WHATEVER YOU DO,
don’t go out to dinner with two
white haired old ladies, your mom and your aunt
who you haven’t seen in ten years.
Don’t listen to them as they rave
about the new restaurant in the mall
where the children run feral and a clown
lurks in the corner painting pictures
and the bartender has acne.
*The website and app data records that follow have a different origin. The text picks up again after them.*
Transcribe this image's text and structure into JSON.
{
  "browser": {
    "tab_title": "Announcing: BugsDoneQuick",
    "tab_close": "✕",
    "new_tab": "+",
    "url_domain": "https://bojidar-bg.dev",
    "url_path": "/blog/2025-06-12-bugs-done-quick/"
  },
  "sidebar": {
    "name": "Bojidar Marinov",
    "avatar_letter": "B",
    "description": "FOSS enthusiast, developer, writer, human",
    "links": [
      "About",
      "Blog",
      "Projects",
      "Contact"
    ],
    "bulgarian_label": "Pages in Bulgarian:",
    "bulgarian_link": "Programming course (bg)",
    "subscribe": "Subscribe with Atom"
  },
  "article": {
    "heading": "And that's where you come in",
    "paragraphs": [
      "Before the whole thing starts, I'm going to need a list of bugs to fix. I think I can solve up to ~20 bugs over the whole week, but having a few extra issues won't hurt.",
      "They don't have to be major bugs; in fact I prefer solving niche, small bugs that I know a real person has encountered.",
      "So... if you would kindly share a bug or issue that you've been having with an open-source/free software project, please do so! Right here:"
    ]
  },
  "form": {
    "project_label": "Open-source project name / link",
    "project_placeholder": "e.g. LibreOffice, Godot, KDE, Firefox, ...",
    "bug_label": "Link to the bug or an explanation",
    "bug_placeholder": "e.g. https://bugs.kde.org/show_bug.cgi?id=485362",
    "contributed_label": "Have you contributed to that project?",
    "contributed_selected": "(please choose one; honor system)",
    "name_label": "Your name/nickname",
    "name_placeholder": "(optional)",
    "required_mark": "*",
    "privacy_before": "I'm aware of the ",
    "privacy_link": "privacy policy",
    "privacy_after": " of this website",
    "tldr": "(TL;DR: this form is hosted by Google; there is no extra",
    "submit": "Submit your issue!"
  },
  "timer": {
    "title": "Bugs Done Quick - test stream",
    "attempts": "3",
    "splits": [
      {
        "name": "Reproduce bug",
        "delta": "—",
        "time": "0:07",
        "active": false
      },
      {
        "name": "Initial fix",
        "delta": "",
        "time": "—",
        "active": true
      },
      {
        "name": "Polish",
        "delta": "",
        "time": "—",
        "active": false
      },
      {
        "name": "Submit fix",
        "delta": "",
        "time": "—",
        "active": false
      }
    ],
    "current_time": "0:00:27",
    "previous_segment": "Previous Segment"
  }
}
Jesus, the vegetables
will be juiceless and cold, there will be a pile
of pepper on the steak,
your fries will sit in the tanning-window
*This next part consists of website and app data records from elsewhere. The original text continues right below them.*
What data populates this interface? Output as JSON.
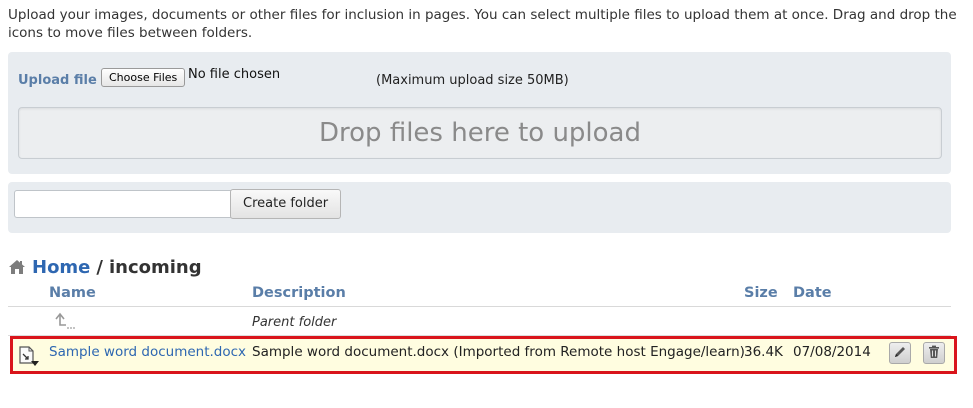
{
  "intro_text": "Upload your images, documents or other files for inclusion in pages. You can select multiple files to upload them at once. Drag and drop the icons to move files between folders.",
  "upload": {
    "label": "Upload file",
    "choose_button": "Choose Files",
    "no_file_text": "No file chosen",
    "max_size_text": "(Maximum upload size 50MB)",
    "dropzone_text": "Drop files here to upload"
  },
  "folder": {
    "input_value": "",
    "create_button": "Create folder"
  },
  "breadcrumb": {
    "home": "Home",
    "separator": "/",
    "current": "incoming",
    "icon": "home-icon"
  },
  "table": {
    "headers": {
      "name": "Name",
      "description": "Description",
      "size": "Size",
      "date": "Date"
    },
    "parent_row": {
      "icon": "parent-folder-icon",
      "description": "Parent folder"
    },
    "rows": [
      {
        "name": "Sample word document.docx",
        "description": "Sample word document.docx (Imported from Remote host Engage/learn)",
        "size": "36.4K",
        "date": "07/08/2014",
        "icon": "document-icon",
        "actions": [
          "edit-icon",
          "delete-icon"
        ]
      }
    ]
  },
  "colors": {
    "accent": "#2e67b1",
    "header_text": "#5a7ea8",
    "panel_bg": "#e8ecf0",
    "highlight_border": "#d9141b",
    "row_highlight": "#fffde0"
  }
}
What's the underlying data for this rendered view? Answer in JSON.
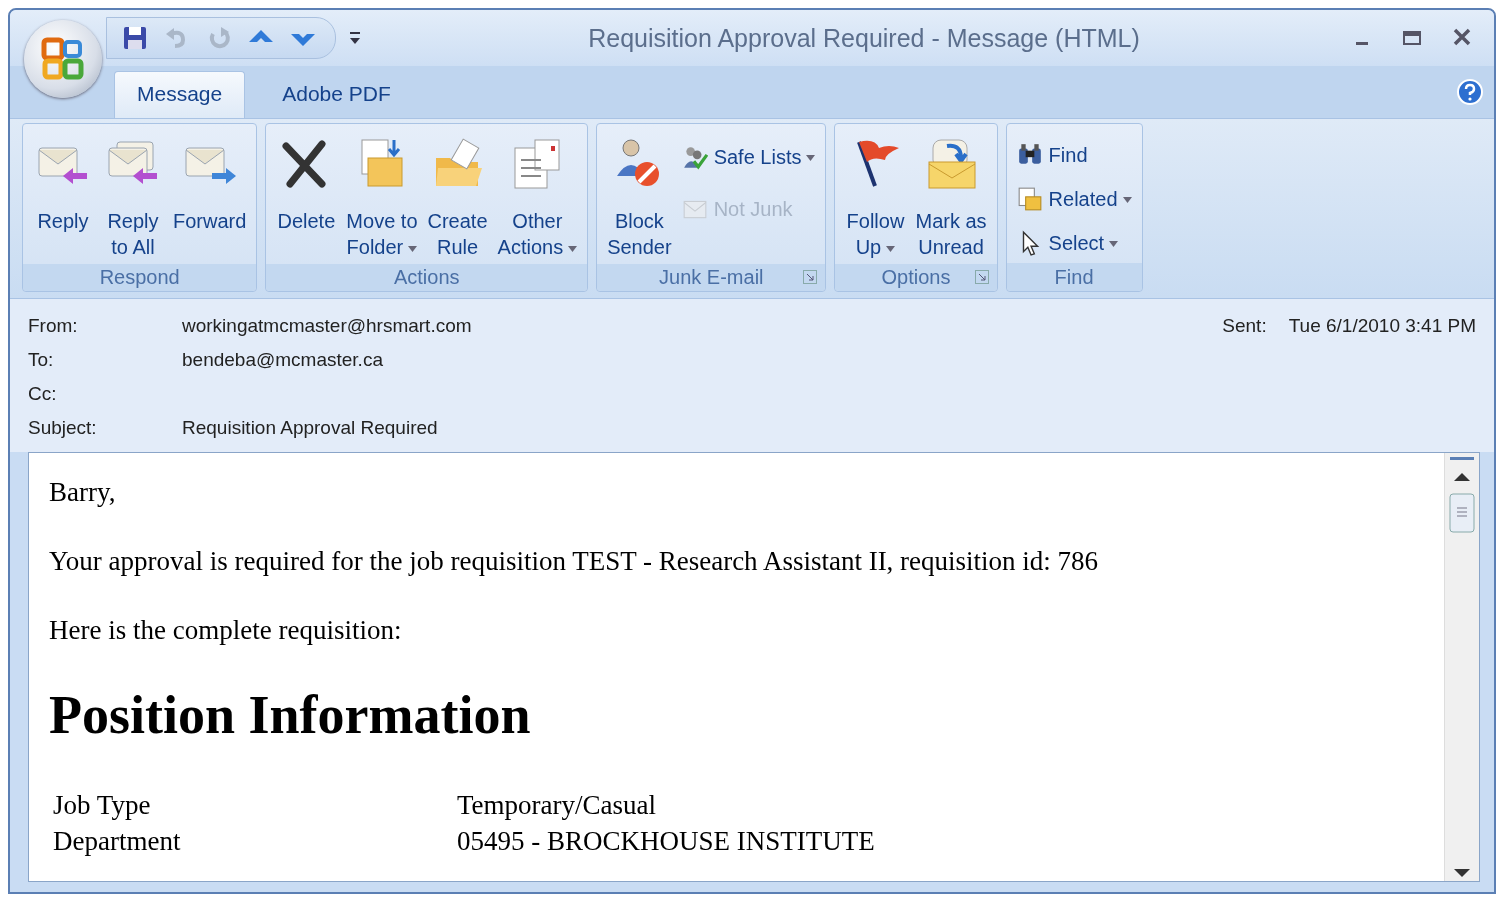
{
  "window": {
    "title": "Requisition Approval Required - Message (HTML)"
  },
  "tabs": [
    {
      "label": "Message",
      "selected": true
    },
    {
      "label": "Adobe PDF",
      "selected": false
    }
  ],
  "ribbon_groups": [
    {
      "name": "Respond",
      "launcher": false,
      "buttons": [
        {
          "kind": "large",
          "lines": [
            "Reply"
          ],
          "dropdown": false,
          "disabled": false
        },
        {
          "kind": "large",
          "lines": [
            "Reply",
            "to All"
          ],
          "dropdown": false,
          "disabled": false
        },
        {
          "kind": "large",
          "lines": [
            "Forward"
          ],
          "dropdown": false,
          "disabled": false
        }
      ]
    },
    {
      "name": "Actions",
      "launcher": false,
      "buttons": [
        {
          "kind": "large",
          "lines": [
            "Delete"
          ],
          "dropdown": false,
          "disabled": false
        },
        {
          "kind": "large",
          "lines": [
            "Move to",
            "Folder"
          ],
          "dropdown": true,
          "disabled": false
        },
        {
          "kind": "large",
          "lines": [
            "Create",
            "Rule"
          ],
          "dropdown": false,
          "disabled": false
        },
        {
          "kind": "large",
          "lines": [
            "Other",
            "Actions"
          ],
          "dropdown": true,
          "disabled": false
        }
      ]
    },
    {
      "name": "Junk E-mail",
      "launcher": true,
      "buttons": [
        {
          "kind": "large",
          "lines": [
            "Block",
            "Sender"
          ],
          "dropdown": false,
          "disabled": false
        },
        {
          "kind": "small",
          "lines": [
            "Safe Lists"
          ],
          "dropdown": true,
          "disabled": false
        },
        {
          "kind": "small",
          "lines": [
            "Not Junk"
          ],
          "dropdown": false,
          "disabled": true
        }
      ]
    },
    {
      "name": "Options",
      "launcher": true,
      "buttons": [
        {
          "kind": "large",
          "lines": [
            "Follow",
            "Up"
          ],
          "dropdown": true,
          "disabled": false
        },
        {
          "kind": "large",
          "lines": [
            "Mark as",
            "Unread"
          ],
          "dropdown": false,
          "disabled": false
        }
      ]
    },
    {
      "name": "Find",
      "launcher": false,
      "buttons": [
        {
          "kind": "small",
          "lines": [
            "Find"
          ],
          "dropdown": false,
          "disabled": false
        },
        {
          "kind": "small",
          "lines": [
            "Related"
          ],
          "dropdown": true,
          "disabled": false
        },
        {
          "kind": "small",
          "lines": [
            "Select"
          ],
          "dropdown": true,
          "disabled": false
        }
      ]
    }
  ],
  "header": {
    "fields": [
      {
        "label": "From:",
        "value": "workingatmcmaster@hrsmart.com"
      },
      {
        "label": "To:",
        "value": "bendeba@mcmaster.ca"
      },
      {
        "label": "Cc:"
      },
      {
        "label": "Subject:",
        "value": "Requisition Approval Required"
      }
    ],
    "sent": {
      "label": "Sent:",
      "value": "Tue 6/1/2010 3:41 PM"
    }
  },
  "body": {
    "paragraphs": [
      "Barry,",
      "Your approval is required for the job requisition TEST - Research Assistant II, requisition id: 786",
      "Here is the complete requisition:"
    ],
    "heading": "Position Information",
    "rows": [
      {
        "label": "Job Type",
        "value": "Temporary/Casual"
      },
      {
        "label": "Department",
        "value": "05495 - BROCKHOUSE INSTITUTE"
      }
    ]
  }
}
like the fingers of a Miami snowbird.
The onion rings will be baby-oil greasy,
the rag-doll chicken dry, the cokes flat
as a Kansas highway.
Your aunt and mother will whisper over their de-caffs
about the fat guy one table away,
who will hear them and catch your eye.
There will be gossip about who the sheriff’s
fucking now besides the missus, and the sauce and shame
of the current minister.
When a to-go container is asked for
the waitress will bring a styrofoam clam shell
which your mom will think too big and make
the waitress hunt in back for a smaller one
which she’ll forget on the table like a dirty kleenex
because she is too busy looking for evidence
of leavening in the check.
As you’re walking out the door
your mother will shake her head and say,
“Just like last time.”
And your aunt will say,
“And the time before that.”
They call Tucson,
The grass is plentiful
and Mexican isn’t
as bad as it used to be.
Pretty much everyone you meet
will take a toke:
the tattoo heads,
the metal dudes,
the country boys,
even the soccer moms
and the mob element down here like the loco.
I feel like an ex-patriate
in my khaki shorts
naked to the waist
with the door open to the wind and sun,
the birds and bees,
a little smoke,
music from a small radio,
alone in a simple room,
exactly like an ex-patriate
except I can walk down
to the mini mart
when I get the munchies.
About the author:
I am a 39 year old cab driver living in Tucson with a Mexican girl. I have no university degree, pet, blog or awards to brag about, but my poetry has appeared here and there since 1996.